The consonance of the 4th interval depends on the context, as several music theory sources describe. Why isn't that idea generalized to all intervals? Let me illustrate this comparing what I have in mind for the 4th and the 5th.
If the interval G-C is played, the G can be heard as the tonic, which makes the ear expect a pull C-B to resolve that suspended interval (it's like there's a hidden Gsus4). If the C is heard as the tonic, everything seems stable (most references categorize the 4th as a dissonance even if the C is heard as tonic, when the 4th interval is made with the bass note, which means a second inversion triad. Maybe because I wasn't exposed enough to common practice music, my ear don't feel the extreme urge to resolve the so called instability of a second inversion triad)
If the interval F-C is played, when F is heard as the tonic, we have a stable interval. But wouldn't the reasoning be exactly the same if C is heard as the tonic? In this case there's an expected plagal pull F-E and shouldn't the books list the consonance of perfect 5th as an "interval that depends on the context"? Why people put just the 4th in this special place?
Vincent Persichetti (Twentieth Century Harmony) also categorizes the augmented 4th as an interval of this type and goes even further stating that the consonance depends on the surroundings. Some passages are exhibited here:

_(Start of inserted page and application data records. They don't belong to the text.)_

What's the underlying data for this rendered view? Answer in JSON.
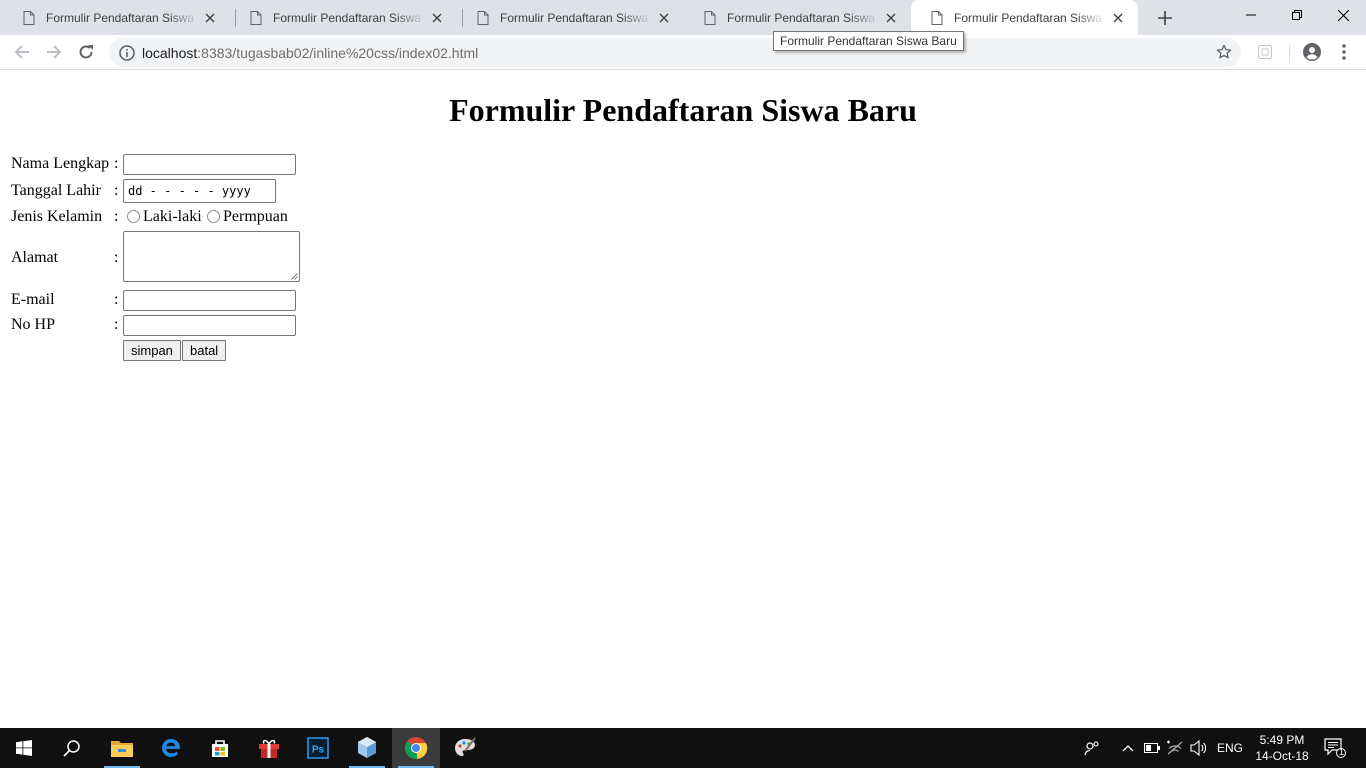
{
  "browser": {
    "tabs": [
      {
        "title": "Formulir Pendaftaran Siswa Baru",
        "active": false
      },
      {
        "title": "Formulir Pendaftaran Siswa Baru",
        "active": false
      },
      {
        "title": "Formulir Pendaftaran Siswa Baru",
        "active": false
      },
      {
        "title": "Formulir Pendaftaran Siswa Baru",
        "active": false
      },
      {
        "title": "Formulir Pendaftaran Siswa Baru",
        "active": true
      }
    ],
    "tooltip": "Formulir Pendaftaran Siswa Baru",
    "url_host": "localhost",
    "url_rest": ":8383/tugasbab02/inline%20css/index02.html"
  },
  "form": {
    "title": "Formulir Pendaftaran Siswa Baru",
    "fields": {
      "nama": {
        "label": "Nama Lengkap",
        "colon": ":",
        "value": ""
      },
      "tanggal": {
        "label": "Tanggal Lahir",
        "colon": ":",
        "placeholder": "dd - - - - - yyyy"
      },
      "kelamin": {
        "label": "Jenis Kelamin",
        "colon": ":",
        "options": [
          "Laki-laki",
          "Permpuan"
        ]
      },
      "alamat": {
        "label": "Alamat",
        "colon": ":",
        "value": ""
      },
      "email": {
        "label": "E-mail",
        "colon": ":",
        "value": ""
      },
      "hp": {
        "label": "No HP",
        "colon": ":",
        "value": ""
      }
    },
    "buttons": {
      "save": "simpan",
      "cancel": "batal"
    }
  },
  "taskbar": {
    "apps": [
      "start",
      "search",
      "file-explorer",
      "edge",
      "store",
      "gift",
      "photoshop",
      "cube-app",
      "chrome",
      "paint-app"
    ],
    "tray_lang": "ENG",
    "time": "5:49 PM",
    "date": "14-Oct-18",
    "notification_count": "1"
  },
  "colors": {
    "tabstrip": "#dee1e6",
    "taskbar": "#101010",
    "accent_running": "#76b9ed"
  }
}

Don't all intervals have their degree of consonance dependent on the surroudings and context? A major 2nd sounds more consonant if all that came before was a sequence of minor 2nds, for example.